== Data shown

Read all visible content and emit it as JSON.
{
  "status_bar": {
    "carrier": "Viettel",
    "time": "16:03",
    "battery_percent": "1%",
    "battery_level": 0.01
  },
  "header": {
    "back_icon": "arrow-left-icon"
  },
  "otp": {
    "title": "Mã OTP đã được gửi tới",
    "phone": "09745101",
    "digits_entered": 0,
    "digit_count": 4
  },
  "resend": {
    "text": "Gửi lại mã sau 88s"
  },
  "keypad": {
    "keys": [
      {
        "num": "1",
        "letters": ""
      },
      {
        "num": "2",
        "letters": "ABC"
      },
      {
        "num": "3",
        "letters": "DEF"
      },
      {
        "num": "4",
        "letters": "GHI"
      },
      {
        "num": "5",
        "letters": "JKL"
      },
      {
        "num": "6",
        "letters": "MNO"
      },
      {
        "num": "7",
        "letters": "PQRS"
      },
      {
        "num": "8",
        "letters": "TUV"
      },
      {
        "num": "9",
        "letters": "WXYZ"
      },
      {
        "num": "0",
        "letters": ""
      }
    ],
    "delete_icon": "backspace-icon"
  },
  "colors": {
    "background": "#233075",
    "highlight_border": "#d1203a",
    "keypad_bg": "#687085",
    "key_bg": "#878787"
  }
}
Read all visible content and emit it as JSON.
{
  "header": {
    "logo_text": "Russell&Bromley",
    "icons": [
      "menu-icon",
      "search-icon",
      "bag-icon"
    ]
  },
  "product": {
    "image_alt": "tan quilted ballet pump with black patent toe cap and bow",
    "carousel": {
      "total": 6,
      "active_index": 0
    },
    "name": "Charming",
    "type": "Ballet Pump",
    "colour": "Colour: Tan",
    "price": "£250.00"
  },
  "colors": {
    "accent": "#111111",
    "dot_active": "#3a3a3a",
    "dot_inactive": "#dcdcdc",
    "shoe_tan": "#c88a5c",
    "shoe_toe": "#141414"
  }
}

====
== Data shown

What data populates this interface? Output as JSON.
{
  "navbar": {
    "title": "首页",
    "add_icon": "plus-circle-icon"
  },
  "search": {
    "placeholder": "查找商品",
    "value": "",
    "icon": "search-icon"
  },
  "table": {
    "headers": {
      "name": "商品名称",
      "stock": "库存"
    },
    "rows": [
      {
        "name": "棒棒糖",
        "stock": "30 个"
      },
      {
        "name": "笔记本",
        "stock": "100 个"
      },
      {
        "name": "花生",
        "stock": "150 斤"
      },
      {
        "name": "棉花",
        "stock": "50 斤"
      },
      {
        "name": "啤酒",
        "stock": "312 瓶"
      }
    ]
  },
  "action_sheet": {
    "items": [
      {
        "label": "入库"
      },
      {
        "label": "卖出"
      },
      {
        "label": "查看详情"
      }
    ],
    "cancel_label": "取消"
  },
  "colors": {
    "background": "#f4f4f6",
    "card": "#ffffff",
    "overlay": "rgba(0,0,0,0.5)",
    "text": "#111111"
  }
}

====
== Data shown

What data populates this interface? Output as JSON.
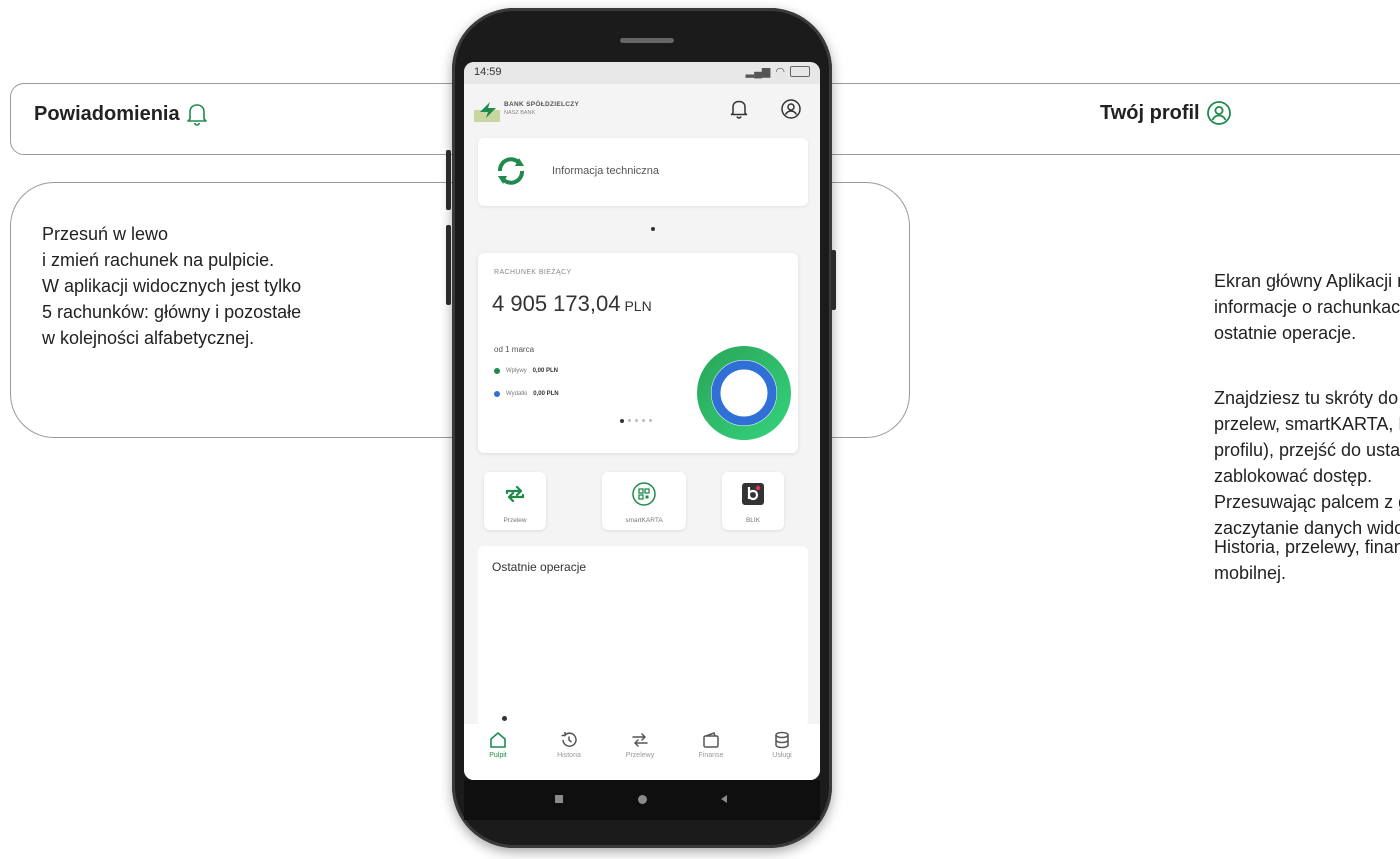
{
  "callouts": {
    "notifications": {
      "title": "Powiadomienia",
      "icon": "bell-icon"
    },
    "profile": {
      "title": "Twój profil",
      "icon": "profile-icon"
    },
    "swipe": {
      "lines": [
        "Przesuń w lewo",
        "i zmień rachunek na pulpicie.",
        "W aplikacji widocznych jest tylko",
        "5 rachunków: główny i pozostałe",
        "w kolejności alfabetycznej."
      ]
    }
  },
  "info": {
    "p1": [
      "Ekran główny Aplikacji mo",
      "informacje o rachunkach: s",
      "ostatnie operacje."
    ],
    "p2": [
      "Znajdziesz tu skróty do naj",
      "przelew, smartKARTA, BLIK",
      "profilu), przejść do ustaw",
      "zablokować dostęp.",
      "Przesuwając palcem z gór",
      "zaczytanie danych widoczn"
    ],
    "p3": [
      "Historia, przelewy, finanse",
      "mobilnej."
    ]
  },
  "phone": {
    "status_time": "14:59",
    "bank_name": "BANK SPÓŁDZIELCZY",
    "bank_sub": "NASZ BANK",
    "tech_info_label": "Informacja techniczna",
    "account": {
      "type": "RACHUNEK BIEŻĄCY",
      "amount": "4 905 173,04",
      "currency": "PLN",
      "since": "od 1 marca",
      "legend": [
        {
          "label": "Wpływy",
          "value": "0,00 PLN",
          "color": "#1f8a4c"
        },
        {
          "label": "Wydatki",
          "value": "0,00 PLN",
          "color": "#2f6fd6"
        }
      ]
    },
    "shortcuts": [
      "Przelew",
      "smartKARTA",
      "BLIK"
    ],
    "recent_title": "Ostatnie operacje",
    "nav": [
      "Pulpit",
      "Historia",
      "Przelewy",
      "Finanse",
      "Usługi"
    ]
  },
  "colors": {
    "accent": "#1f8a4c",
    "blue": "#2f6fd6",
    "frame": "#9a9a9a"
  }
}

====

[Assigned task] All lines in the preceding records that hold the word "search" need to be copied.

[Response]
      "search-icon",
  "search": {
    "icon": "search-icon"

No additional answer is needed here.